This is also the core feature that aerial photography has to offer: an unfamiliar few at ordinary things that surround us,” Hegen shares about the project.

 

Spanning nearly 300 pages, a forthcoming book titled Salt Works compiles more than 160 images from the series. Although their footprints vary widely, many of the areas spotlighted approach extraction in a similar manner: Harvesters often route seawater into these fields or small pockets of land, and the sun and wind help evaporate the liquid, leaving the crystalline minerals behind. Micro bacteria tint the salt into striking pastures of rose, aqua, and ochre, transforming the areas into rich tapestries of colour.

 

 

Grace Ebert, ThisisColossal. November 2022.

Quirky clothesline creatures saunter across landscape illusions

Quirky clothesline creatures saunter across Helga Stentzel’s landscape illusions

 

 

A woolly sweater returns to its material roots in the latest creatures to spring from Helga Stentzel’s clothesline menagerie. The London-based artist captivated audiences last year with her whimsically strung farm animals that appeared to put old shirts and jackets out to pasture.

 

Now, Stentzel’s collection of characters includes a dinosaur of bleached white undergarments, a sweatpants camel, and the aforementioned sweater sheep. Positioned against expansive views of deserts and mountainous areas, the stylish illusions take a playful approach to laundry day.

 

Alongside these creatures, Stentzel has been creating 3D works, some of which are on view from November 18, 2022, to March 1, 2023, at CXC Art Museum in Seoul.

 

 

 

Grace Ebert, ThisisColossal. November 2022.

All images © Helga Stentzel

 

Moss drapes from trees in ethereal photographs

Moss drapes from trees in ethereal photographs of England’s forests by Neil Burnell

 

 

England has long been a haven for rich woodlands of oak, birch, hazel, and pine, chronicled in famous stories like Robin Hood’s Sherwood Forest or the real-life 11th century king William the Conqueror, who established a “Forest Law” that claimed woodlands as hunting grounds for kings.

 

In the 19th and 20th centuries, native forests were increasingly transformed into pasture for grazing livestock, replaced with modern developments, or re-planted with commercial timber. The remarkable atmosphere of Dartmoor’s forests are captured by Devon-based photographer Neil Burnell, who focuses on the mystical, otherworldly environments through all four seasons.

 

Burnell was inspired as a child by a visit to Wistman’s Wood, a remote, upland area of old, gnarled oak. “Little was I to know the lasting impression this would leave me with as a young lad, as I find myself re-imagining how I felt, and how I could spread this awe and wonder through my passion for photography,” he explains. Although Dartmoor National Park currently advises that visitors avoid walking through Wistman’s Wood to allow it to heal from damage caused during lockdowns, Burnell’s images offer a glimpse of moss-coated limbs and fern-covered forest floors that seem to freeze time.
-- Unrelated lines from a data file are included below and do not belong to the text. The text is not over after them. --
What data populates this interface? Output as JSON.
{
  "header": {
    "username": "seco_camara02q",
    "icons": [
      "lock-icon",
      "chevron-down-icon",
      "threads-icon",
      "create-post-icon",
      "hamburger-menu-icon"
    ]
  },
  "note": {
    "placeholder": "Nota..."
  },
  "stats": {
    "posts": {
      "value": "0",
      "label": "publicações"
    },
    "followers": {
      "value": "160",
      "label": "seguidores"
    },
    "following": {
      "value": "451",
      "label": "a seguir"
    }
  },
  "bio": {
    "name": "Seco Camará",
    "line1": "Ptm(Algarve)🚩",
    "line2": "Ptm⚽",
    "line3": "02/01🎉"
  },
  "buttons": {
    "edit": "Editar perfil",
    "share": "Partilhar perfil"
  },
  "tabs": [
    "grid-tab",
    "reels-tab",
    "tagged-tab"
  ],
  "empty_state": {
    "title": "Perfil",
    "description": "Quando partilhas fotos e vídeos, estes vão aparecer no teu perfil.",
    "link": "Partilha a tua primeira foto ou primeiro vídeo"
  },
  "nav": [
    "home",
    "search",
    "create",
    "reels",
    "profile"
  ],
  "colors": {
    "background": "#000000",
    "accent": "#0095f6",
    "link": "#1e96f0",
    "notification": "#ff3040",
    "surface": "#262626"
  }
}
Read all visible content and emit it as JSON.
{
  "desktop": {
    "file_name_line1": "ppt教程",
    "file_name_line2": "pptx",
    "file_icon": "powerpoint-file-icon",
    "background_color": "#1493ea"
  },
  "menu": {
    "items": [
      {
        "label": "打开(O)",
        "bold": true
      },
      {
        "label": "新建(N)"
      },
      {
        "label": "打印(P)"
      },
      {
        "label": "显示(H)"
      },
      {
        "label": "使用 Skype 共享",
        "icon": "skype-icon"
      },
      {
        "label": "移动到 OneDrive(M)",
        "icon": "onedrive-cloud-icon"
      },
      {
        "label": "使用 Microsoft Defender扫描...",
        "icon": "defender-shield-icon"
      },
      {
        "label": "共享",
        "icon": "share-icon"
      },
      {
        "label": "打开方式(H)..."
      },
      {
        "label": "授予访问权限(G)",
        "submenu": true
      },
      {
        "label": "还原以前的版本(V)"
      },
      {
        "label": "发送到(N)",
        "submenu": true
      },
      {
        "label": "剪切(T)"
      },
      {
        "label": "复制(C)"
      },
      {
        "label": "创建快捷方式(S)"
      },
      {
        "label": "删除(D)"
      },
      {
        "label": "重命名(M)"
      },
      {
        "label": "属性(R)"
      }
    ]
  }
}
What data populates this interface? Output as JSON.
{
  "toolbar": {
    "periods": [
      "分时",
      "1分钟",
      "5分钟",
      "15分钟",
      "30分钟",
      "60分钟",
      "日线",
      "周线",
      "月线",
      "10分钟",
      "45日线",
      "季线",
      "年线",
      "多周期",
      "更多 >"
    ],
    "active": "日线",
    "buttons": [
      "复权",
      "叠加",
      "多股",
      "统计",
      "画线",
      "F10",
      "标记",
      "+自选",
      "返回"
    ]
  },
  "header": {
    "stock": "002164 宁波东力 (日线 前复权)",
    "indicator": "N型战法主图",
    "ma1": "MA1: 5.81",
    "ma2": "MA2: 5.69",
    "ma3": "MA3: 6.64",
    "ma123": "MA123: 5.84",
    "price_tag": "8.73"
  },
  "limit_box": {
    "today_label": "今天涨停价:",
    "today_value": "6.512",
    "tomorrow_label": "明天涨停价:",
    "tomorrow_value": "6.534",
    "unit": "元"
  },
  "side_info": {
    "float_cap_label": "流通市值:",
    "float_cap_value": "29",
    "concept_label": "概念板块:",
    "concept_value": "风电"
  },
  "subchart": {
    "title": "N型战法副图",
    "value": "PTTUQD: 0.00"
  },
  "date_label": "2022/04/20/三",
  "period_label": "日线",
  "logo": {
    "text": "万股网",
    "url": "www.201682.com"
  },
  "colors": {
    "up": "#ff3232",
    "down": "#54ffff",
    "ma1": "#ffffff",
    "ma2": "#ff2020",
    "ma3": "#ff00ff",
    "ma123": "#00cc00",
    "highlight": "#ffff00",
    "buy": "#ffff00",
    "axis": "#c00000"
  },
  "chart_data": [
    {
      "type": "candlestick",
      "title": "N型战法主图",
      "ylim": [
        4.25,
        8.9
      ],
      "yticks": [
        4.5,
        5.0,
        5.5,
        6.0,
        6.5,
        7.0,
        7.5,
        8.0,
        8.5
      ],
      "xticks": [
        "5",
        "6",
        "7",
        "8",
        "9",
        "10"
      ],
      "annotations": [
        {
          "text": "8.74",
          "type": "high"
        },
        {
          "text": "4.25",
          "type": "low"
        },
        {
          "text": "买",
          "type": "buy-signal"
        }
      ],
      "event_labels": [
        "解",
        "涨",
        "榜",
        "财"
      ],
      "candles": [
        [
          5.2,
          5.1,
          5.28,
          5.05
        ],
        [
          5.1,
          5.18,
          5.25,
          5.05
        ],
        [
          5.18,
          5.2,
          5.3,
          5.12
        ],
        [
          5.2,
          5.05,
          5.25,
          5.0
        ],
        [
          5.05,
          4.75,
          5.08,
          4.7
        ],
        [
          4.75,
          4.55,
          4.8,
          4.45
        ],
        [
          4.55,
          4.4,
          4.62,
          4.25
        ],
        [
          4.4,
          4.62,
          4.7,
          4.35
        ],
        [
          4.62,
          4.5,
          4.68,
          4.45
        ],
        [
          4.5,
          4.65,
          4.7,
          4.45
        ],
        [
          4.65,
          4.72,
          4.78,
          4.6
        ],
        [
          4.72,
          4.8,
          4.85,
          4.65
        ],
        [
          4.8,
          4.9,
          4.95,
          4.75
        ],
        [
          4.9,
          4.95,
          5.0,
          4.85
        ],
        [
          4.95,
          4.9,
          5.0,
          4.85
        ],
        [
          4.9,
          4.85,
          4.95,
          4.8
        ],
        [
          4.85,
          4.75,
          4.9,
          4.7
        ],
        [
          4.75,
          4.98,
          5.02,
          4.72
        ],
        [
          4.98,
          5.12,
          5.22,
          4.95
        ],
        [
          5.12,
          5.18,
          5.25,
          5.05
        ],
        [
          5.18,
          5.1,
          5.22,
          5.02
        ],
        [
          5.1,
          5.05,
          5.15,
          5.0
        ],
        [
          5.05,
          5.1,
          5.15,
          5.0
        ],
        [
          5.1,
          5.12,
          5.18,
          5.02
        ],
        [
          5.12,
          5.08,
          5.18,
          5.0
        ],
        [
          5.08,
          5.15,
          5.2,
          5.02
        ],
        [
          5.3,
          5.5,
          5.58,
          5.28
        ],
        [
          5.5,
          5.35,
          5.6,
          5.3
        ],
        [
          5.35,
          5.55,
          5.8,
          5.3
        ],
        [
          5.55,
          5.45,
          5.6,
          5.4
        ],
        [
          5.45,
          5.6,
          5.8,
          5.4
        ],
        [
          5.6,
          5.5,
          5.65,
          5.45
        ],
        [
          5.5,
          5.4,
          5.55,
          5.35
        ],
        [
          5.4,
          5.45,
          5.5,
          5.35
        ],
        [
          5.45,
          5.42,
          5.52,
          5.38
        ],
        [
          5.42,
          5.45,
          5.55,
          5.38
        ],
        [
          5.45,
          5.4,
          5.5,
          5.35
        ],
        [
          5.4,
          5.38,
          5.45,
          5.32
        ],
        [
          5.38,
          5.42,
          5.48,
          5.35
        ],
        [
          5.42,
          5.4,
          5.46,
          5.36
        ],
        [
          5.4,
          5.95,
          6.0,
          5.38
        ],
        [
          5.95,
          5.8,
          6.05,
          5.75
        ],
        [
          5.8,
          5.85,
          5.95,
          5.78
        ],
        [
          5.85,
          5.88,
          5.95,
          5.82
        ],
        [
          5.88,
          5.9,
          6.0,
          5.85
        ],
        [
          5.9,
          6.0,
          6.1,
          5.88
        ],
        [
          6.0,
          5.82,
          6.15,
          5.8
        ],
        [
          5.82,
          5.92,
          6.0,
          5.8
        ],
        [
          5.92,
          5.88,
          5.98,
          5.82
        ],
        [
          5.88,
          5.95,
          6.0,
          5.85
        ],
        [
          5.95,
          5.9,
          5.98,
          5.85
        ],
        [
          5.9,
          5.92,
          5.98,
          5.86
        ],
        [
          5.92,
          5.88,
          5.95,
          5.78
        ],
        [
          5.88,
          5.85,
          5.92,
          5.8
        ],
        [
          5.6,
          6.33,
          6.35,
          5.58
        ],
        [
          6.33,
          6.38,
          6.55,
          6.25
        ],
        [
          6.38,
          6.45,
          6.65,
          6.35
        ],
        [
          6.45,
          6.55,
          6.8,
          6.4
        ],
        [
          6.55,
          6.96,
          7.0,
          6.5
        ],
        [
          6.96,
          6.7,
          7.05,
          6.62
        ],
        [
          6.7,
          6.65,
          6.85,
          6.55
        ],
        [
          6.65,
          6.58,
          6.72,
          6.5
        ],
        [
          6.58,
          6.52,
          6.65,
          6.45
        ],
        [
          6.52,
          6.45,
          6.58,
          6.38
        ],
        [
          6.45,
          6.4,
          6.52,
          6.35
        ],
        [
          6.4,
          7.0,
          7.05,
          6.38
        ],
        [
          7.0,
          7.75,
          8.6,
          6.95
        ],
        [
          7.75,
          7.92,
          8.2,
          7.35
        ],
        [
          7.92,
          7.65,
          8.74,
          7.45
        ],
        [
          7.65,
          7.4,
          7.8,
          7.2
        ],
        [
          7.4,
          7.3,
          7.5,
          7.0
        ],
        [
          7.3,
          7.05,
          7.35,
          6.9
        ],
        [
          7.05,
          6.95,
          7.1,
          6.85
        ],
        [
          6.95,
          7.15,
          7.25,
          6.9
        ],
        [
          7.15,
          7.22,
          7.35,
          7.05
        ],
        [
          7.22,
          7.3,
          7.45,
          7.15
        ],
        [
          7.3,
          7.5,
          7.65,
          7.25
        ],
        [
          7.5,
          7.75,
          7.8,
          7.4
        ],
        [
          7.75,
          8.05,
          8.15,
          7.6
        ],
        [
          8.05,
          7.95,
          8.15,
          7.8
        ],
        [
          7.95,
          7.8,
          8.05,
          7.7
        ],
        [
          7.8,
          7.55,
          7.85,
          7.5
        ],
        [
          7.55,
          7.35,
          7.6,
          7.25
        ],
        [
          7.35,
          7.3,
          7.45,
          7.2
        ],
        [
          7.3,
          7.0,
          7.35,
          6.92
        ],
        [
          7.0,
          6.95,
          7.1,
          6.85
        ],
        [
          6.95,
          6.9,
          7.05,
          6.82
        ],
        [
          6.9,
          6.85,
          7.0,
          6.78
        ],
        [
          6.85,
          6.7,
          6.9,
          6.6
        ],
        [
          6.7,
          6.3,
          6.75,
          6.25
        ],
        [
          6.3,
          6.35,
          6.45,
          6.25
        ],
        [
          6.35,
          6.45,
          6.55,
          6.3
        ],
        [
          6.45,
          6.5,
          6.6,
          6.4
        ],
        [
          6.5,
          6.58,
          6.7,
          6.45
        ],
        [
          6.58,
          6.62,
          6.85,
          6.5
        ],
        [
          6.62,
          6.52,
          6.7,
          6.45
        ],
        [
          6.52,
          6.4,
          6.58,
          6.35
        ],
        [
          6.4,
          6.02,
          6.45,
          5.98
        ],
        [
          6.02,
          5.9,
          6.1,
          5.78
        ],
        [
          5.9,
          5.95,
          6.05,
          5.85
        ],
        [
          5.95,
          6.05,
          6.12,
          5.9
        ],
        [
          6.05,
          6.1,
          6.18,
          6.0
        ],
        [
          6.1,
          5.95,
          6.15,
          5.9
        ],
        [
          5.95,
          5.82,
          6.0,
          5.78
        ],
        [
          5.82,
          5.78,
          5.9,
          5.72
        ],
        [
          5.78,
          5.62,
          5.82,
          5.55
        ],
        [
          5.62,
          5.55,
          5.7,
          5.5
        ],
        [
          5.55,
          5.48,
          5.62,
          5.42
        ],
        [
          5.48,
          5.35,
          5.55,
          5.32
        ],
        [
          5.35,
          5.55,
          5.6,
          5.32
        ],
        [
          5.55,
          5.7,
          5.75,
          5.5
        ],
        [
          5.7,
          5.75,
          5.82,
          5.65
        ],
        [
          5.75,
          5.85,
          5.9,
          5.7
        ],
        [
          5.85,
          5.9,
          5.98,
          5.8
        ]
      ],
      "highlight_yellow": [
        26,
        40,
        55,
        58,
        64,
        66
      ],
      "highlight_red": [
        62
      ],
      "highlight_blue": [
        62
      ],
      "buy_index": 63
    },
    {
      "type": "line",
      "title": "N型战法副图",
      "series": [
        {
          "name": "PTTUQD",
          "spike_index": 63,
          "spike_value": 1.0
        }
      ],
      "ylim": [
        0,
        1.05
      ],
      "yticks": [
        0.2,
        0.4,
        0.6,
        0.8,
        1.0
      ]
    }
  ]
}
He also visits dense stands of conifers, with canopies that create dreamlike effects as they block the sunlight from reaching the ground below.

 

Burnell often teaches workshops around Southwest England that focus on nature and landscape photography, which you can learn more about on his website.

 

 

 

Kate Mothes, ThisisColossal. November 2022.

All images © Neil Burnell.